The lady called Saturday and wants to talk to me personally. Yikes. Are we wrong in how we handled this? In the kitchen's view, we can't back down when customer requests are unreasonable. Should we cook one mussel or piece of calamari as a sample, if requested?
Absolutely ridiculous. Where does a person get the idea that this kind of thing is acceptable?
Besides the fact that it sets a strange precedent — why not just go ahead and cook samples of all the dishes and pass them around to see if diners are interested in ordering them — it puts the kitchen at a big disadvantage, because cooking a sample takes time and throws off the rhythm of a busy operation.
I say give it more time.
Decor won't change, and vibe's not likely to, either — but service might and so might the food. And those things might change the way you view everything else. Places, particularly small, independent places, need time to find themselves.
Interesting question, and harder than it sounds. Because what's the Top 5 supposed to stand for? Great places. Great, distinctive places. Great places that do something — or somethings — that restaurants in other cities don't?

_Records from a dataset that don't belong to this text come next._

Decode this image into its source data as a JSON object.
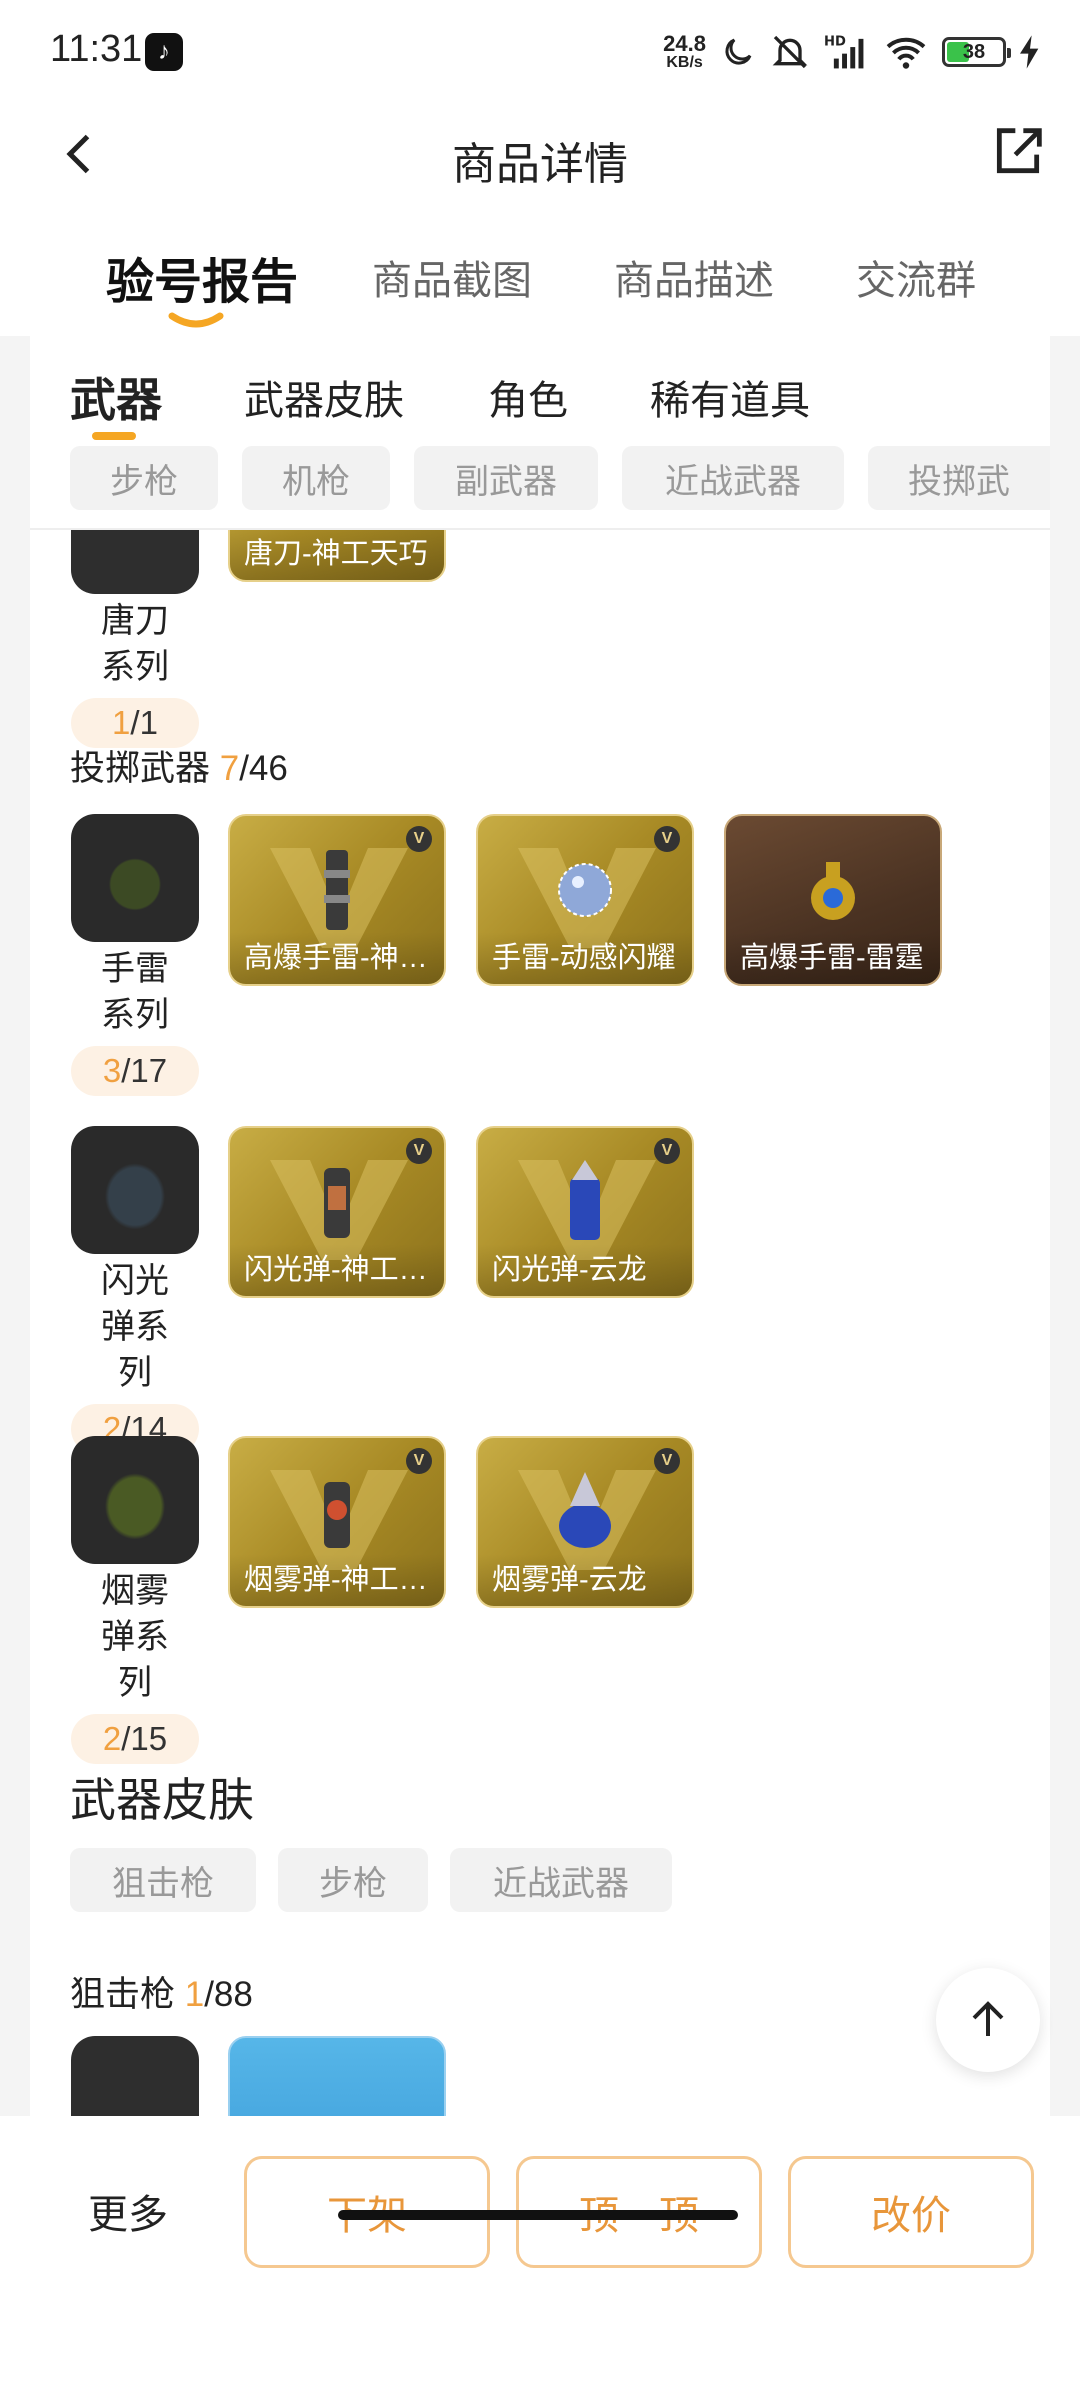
{
  "status_bar": {
    "time": "11:31",
    "net_speed_value": "24.8",
    "net_speed_unit": "KB/s",
    "battery_level": "38",
    "icons": [
      "tiktok-icon",
      "moon-icon",
      "mute-icon",
      "hd-signal-icon",
      "wifi-icon",
      "battery-icon",
      "charging-icon"
    ]
  },
  "nav": {
    "title": "商品详情",
    "back_icon": "chevron-left-icon",
    "share_icon": "share-icon"
  },
  "main_tabs": [
    {
      "label": "验号报告",
      "active": true
    },
    {
      "label": "商品截图",
      "active": false
    },
    {
      "label": "商品描述",
      "active": false
    },
    {
      "label": "交流群",
      "active": false
    }
  ],
  "sub_tabs": [
    {
      "label": "武器",
      "active": true
    },
    {
      "label": "武器皮肤",
      "active": false
    },
    {
      "label": "角色",
      "active": false
    },
    {
      "label": "稀有道具",
      "active": false
    }
  ],
  "weapon_chips": [
    "步枪",
    "机枪",
    "副武器",
    "近战武器",
    "投掷武"
  ],
  "tang_series": {
    "name": "唐刀系列",
    "owned": "1",
    "total": "/1",
    "item": "唐刀-神工天巧"
  },
  "throwing_section": {
    "title": "投掷武器 ",
    "owned": "7",
    "total": "/46"
  },
  "grenade_series": {
    "name": "手雷系列",
    "owned": "3",
    "total": "/17",
    "items": [
      "高爆手雷-神工天巧",
      "手雷-动感闪耀",
      "高爆手雷-雷霆"
    ]
  },
  "flash_series": {
    "name": "闪光弹系列",
    "owned": "2",
    "total": "/14",
    "items": [
      "闪光弹-神工天巧",
      "闪光弹-云龙"
    ]
  },
  "smoke_series": {
    "name": "烟雾弹系列",
    "owned": "2",
    "total": "/15",
    "items": [
      "烟雾弹-神工天巧",
      "烟雾弹-云龙"
    ]
  },
  "skin_section": {
    "heading": "武器皮肤",
    "chips": [
      "狙击枪",
      "步枪",
      "近战武器"
    ]
  },
  "sniper_section": {
    "title": "狙击枪 ",
    "owned": "1",
    "total": "/88"
  },
  "bottom_bar": {
    "more": "更多",
    "delist": "下架",
    "bump": "顶一顶",
    "reprice": "改价"
  },
  "colors": {
    "accent": "#f5a623",
    "gold_card": "#b0922e",
    "button_border": "#f5c890",
    "button_text": "#e8963a"
  }
}
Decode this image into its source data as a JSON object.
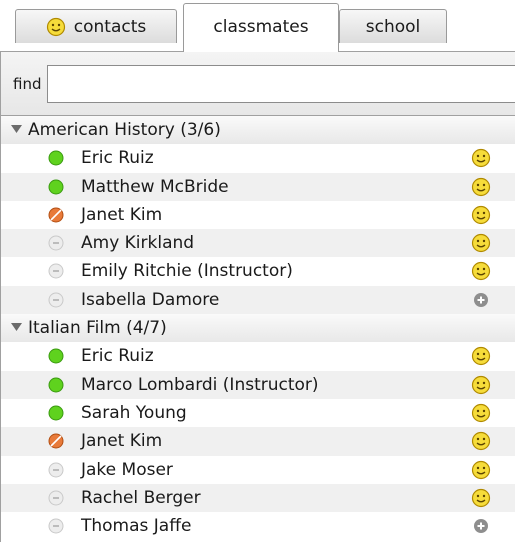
{
  "tabs": [
    {
      "label": "contacts",
      "icon": "smiley-icon",
      "active": false
    },
    {
      "label": "classmates",
      "active": true
    },
    {
      "label": "school",
      "active": false
    }
  ],
  "search": {
    "label": "find",
    "value": "",
    "placeholder": ""
  },
  "groups": [
    {
      "name": "American History",
      "count": "(3/6)",
      "members": [
        {
          "name": "Eric Ruiz",
          "status": "online",
          "action": "smiley"
        },
        {
          "name": "Matthew McBride",
          "status": "online",
          "action": "smiley"
        },
        {
          "name": "Janet Kim",
          "status": "busy",
          "action": "smiley"
        },
        {
          "name": "Amy Kirkland",
          "status": "offline",
          "action": "smiley"
        },
        {
          "name": "Emily Ritchie (Instructor)",
          "status": "offline",
          "action": "smiley"
        },
        {
          "name": "Isabella Damore",
          "status": "offline",
          "action": "add"
        }
      ]
    },
    {
      "name": "Italian Film",
      "count": "(4/7)",
      "members": [
        {
          "name": "Eric Ruiz",
          "status": "online",
          "action": "smiley"
        },
        {
          "name": "Marco Lombardi (Instructor)",
          "status": "online",
          "action": "smiley"
        },
        {
          "name": "Sarah Young",
          "status": "online",
          "action": "smiley"
        },
        {
          "name": "Janet Kim",
          "status": "busy",
          "action": "smiley"
        },
        {
          "name": "Jake Moser",
          "status": "offline",
          "action": "smiley"
        },
        {
          "name": "Rachel Berger",
          "status": "offline",
          "action": "smiley"
        },
        {
          "name": "Thomas Jaffe",
          "status": "offline",
          "action": "add"
        }
      ]
    }
  ],
  "colors": {
    "online": "#5fd21e",
    "busy": "#e87a3a",
    "offline": "#c9c9c9",
    "smiley": "#f6dc3a",
    "add": "#8e8e8e"
  }
}
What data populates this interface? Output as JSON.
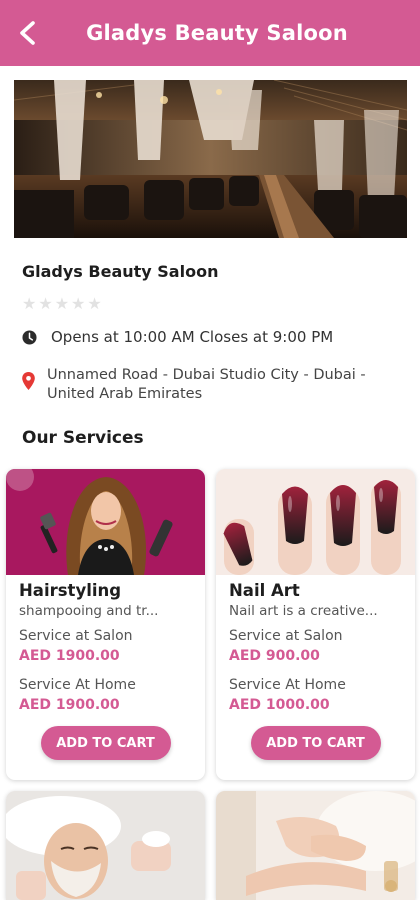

I take the latter as my mission.
Here you go:
* Central Michel Richard. I don't think there's any other place like it. For that reason, I give it a slight edge over Citronelle, which serves one of the most distinctive cuisines in this or any city.
* Komi. A very singular, very personal, night of dining.
* Etete. Best Ethiopian in the city, and you simply don't find Ethiopian cooking in many big North American cities.
* The Source. Some of the most exciting, exacting food you're going to find in the city right now, and the happy hour deal — 3 dishes for twenty bucks, including the marvelous mini banh mi — is a steal.
* Minh's. Best Vietnamese in an area that has no shortage of good Vietnamese spots.
Wanting to impress a cocktail-loving dearly beloved, would you choose PS7's, Wisdom, the Passenger, or venture elsewhere?
Normally, I'd opt for the Gibson, but would like to bring the birthday boy someplace new. We'll stop by BGR on Conn. Ave. for dinner beforehand.
Either PS 7's or Proof.
I can't imagine you'd have a bad time at either … Enjoy yourselves …
My husband and I just moved to Pentagon City and have not found too many nearby places to eat that we like. We're not huge foodies but appreciate good food when we see it, and he likes to stay pretty local.
So far we have liked: Pupatella, BGR Burger Joint, Lauriol Plaza, Ray's the Steaks. We thought Kora, Cafe Pizzaiolo, Lebanese Taverna, Landini Brothers were alright, nothing special, and La Sandia (Tyson's), Ristorante Murali were disappointing. We tried to go to Ray's Hell Burger twice but the lines were obscene, we'll get back there though.
Any other places we should try? We prefer to stay in Arlington/Alexandria but are open to traveling for something good!
I'd put Athena Pallas, in Crystal City, on your must-stay-local list. Good, reasonably priced Greek food.
Arlington is a gold mine of reasonably priced places. Minh's is special — great Vietnamese, in a simple, comfortable setting. You've also got Liberty Tavern for mid-level American. Ray's just opened its offshoot of Hell-Burger, in the old Hell-Burger location. Among the beguiling items on the menu: a wild boar burger.
Also in Arlington: the tasty Chez Manelle, for good Tunisian cooking. I really think they're doing an excellent job over there.
Oh, and also in Arlington: the little gem El Charrito Caminante for tacos, etc.
Just so you know, I'd make a point of hitting La Caraqueña in Falls Church for the arepas, black bean soup and peanut soup.
You know, I can't think of any restaurant in the area that allows this, but I'll toss it out there and hope that some restaurateur or manager pipes up and lets me know it's okay to bring a pooch to dinner. Or, alternatively, maybe some chatter out there knows of a place that it's not verboten.
I'm running late for lunch. Be well, eat well, and let's do it again next week at 11 …
[missing you, TEK … ]